» What this task involves
In the entries below, find the lines that contain the word "sample" and copy them.

= Beginning of Section =

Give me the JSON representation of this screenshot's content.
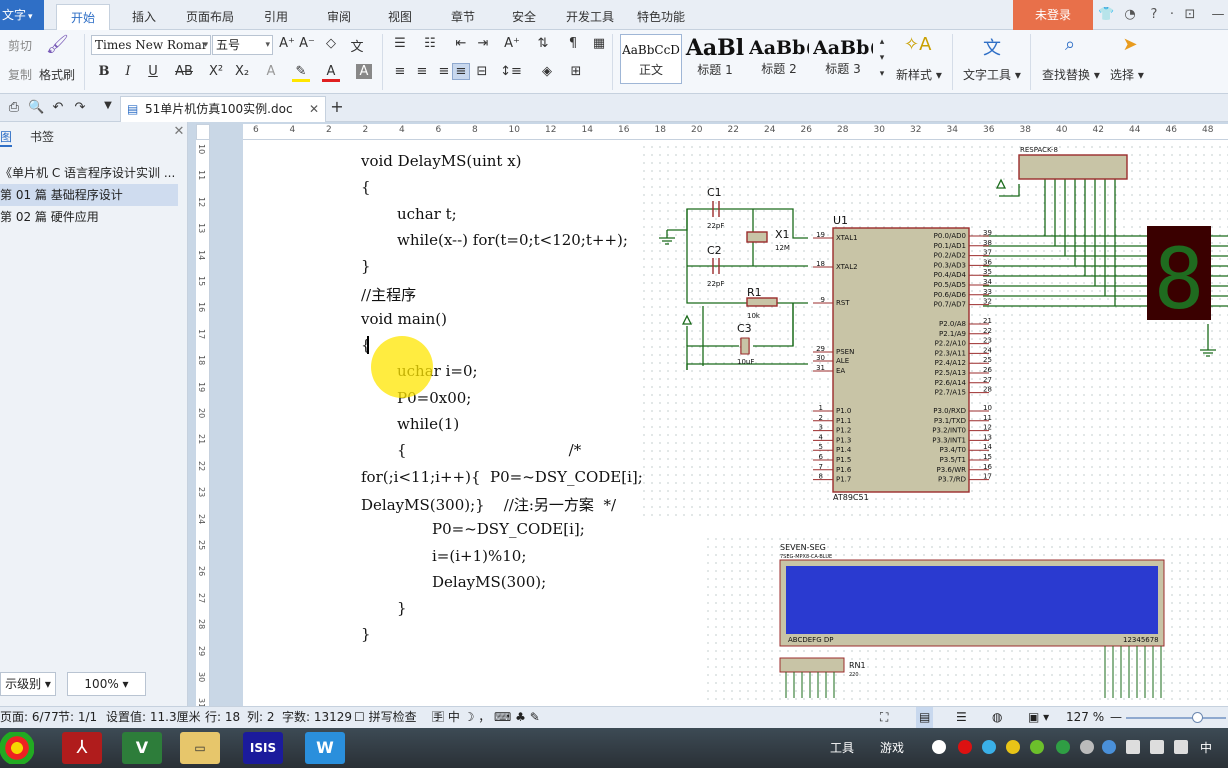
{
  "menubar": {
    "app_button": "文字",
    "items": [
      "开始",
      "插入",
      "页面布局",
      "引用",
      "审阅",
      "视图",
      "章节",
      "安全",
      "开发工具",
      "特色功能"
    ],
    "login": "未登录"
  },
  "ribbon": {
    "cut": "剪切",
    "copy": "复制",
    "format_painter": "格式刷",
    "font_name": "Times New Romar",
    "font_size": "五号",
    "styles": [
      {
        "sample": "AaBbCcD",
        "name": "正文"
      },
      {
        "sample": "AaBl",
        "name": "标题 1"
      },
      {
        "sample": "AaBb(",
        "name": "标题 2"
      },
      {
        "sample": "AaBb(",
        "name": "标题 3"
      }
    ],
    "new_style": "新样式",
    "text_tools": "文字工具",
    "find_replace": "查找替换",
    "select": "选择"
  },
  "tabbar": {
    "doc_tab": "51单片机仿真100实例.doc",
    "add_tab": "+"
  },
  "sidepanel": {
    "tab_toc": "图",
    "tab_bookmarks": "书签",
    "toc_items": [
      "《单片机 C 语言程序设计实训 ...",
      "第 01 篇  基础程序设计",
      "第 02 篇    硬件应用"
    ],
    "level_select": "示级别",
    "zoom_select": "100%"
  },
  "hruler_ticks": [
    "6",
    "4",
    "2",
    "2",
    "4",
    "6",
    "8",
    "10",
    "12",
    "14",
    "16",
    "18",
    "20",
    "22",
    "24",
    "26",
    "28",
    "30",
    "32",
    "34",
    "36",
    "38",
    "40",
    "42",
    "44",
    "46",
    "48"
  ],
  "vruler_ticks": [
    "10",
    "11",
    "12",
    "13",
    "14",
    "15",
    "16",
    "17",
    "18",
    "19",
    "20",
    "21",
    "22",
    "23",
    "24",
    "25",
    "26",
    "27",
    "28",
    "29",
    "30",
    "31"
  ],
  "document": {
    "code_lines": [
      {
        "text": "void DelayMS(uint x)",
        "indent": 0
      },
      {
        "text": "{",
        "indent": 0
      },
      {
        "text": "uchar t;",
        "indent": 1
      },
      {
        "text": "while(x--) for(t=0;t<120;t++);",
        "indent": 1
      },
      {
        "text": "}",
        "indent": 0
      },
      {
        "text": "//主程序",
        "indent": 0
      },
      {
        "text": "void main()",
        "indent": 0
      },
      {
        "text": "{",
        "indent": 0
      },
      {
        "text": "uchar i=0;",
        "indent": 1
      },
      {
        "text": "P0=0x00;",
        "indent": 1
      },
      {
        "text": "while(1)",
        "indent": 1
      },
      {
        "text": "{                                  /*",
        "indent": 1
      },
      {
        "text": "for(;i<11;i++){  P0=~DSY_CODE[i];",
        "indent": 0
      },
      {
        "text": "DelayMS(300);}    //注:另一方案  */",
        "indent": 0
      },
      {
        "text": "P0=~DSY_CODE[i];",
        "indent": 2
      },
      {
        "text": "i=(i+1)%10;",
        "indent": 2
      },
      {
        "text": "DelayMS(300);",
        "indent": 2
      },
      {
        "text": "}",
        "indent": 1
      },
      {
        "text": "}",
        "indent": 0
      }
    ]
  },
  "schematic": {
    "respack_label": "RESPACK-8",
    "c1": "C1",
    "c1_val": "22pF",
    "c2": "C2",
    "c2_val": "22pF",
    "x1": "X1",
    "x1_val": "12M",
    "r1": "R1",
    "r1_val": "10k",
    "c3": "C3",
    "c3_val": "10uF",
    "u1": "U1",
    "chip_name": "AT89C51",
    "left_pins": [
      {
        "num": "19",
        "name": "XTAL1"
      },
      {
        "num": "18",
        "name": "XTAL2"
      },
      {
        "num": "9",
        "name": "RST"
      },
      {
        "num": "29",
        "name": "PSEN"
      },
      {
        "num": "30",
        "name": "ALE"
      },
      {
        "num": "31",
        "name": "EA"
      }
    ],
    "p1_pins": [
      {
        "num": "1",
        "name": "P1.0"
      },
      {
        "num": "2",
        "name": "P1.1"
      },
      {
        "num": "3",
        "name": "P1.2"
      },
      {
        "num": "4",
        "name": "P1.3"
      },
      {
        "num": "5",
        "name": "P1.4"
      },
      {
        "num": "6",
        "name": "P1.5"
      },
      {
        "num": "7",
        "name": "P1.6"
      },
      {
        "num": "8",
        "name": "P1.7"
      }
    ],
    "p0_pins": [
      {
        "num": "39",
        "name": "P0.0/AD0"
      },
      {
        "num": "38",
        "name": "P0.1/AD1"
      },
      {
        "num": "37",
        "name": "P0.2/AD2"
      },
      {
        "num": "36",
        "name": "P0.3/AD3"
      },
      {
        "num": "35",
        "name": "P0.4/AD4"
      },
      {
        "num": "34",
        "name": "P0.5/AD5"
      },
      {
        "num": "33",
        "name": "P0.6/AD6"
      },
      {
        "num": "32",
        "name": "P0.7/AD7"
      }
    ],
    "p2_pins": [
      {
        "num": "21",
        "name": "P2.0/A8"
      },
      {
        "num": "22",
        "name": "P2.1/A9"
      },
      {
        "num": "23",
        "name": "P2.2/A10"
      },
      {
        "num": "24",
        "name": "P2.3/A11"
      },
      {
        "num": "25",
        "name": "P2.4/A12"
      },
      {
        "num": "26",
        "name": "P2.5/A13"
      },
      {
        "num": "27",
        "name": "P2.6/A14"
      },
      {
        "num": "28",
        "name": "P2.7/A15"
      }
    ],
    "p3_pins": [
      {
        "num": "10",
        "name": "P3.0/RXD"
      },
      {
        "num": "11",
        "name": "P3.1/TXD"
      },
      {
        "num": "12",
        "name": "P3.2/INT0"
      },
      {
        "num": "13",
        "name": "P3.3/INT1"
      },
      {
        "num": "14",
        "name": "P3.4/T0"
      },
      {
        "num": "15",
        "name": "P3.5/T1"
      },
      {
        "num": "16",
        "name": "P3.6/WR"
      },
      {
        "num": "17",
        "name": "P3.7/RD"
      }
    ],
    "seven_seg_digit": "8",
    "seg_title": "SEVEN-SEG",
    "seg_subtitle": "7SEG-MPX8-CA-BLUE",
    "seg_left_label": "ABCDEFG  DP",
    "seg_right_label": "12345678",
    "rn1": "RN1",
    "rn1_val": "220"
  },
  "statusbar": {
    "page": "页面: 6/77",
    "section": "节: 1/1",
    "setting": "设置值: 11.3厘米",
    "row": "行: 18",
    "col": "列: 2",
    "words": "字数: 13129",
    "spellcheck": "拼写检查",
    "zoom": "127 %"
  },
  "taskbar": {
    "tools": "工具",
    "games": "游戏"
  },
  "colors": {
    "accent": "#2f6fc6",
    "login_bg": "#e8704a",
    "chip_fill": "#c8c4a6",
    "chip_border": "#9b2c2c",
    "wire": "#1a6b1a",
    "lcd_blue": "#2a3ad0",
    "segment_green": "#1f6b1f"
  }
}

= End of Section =
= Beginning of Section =

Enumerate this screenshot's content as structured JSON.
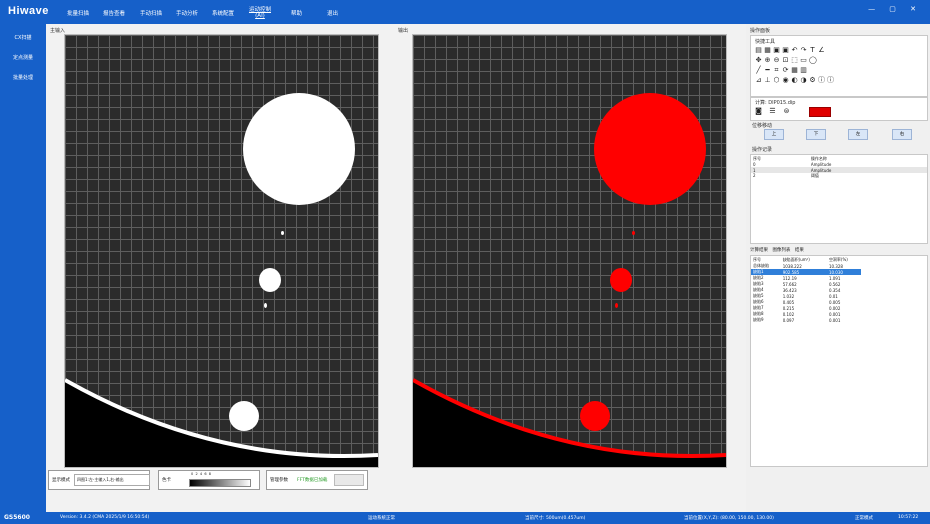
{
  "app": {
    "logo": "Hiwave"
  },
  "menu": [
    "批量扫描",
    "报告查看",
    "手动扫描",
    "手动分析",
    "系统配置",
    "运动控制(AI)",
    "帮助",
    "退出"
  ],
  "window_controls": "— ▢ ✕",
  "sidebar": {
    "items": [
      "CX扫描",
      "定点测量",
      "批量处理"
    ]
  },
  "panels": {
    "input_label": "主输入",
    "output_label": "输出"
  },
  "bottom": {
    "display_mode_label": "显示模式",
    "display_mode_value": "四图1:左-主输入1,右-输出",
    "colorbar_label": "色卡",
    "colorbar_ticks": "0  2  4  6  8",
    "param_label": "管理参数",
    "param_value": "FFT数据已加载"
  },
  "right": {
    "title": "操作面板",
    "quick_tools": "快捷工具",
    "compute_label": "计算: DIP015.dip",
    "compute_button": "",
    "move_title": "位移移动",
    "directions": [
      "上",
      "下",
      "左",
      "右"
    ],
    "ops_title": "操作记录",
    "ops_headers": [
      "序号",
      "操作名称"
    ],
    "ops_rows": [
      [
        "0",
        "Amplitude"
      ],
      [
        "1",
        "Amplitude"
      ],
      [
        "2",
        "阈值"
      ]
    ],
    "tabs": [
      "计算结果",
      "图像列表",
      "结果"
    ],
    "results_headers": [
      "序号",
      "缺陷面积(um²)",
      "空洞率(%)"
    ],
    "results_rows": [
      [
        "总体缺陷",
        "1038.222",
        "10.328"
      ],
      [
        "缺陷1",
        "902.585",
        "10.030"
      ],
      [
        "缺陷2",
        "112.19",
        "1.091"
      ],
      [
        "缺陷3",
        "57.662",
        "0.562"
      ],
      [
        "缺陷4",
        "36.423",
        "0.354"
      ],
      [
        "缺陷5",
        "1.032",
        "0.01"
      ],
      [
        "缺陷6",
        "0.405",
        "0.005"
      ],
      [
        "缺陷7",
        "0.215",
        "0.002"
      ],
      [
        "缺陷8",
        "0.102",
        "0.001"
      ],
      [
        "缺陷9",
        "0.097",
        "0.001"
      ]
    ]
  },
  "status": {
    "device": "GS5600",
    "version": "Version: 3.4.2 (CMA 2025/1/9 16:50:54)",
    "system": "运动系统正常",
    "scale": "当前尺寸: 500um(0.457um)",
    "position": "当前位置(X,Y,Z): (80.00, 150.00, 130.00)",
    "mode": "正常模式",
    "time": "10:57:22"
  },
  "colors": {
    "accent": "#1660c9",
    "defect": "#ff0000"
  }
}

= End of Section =

» Answer to this task
        "sample": "AaBbCcD",
        "sample": "AaBl",
        "sample": "AaBb(",
        "sample": "AaBb(",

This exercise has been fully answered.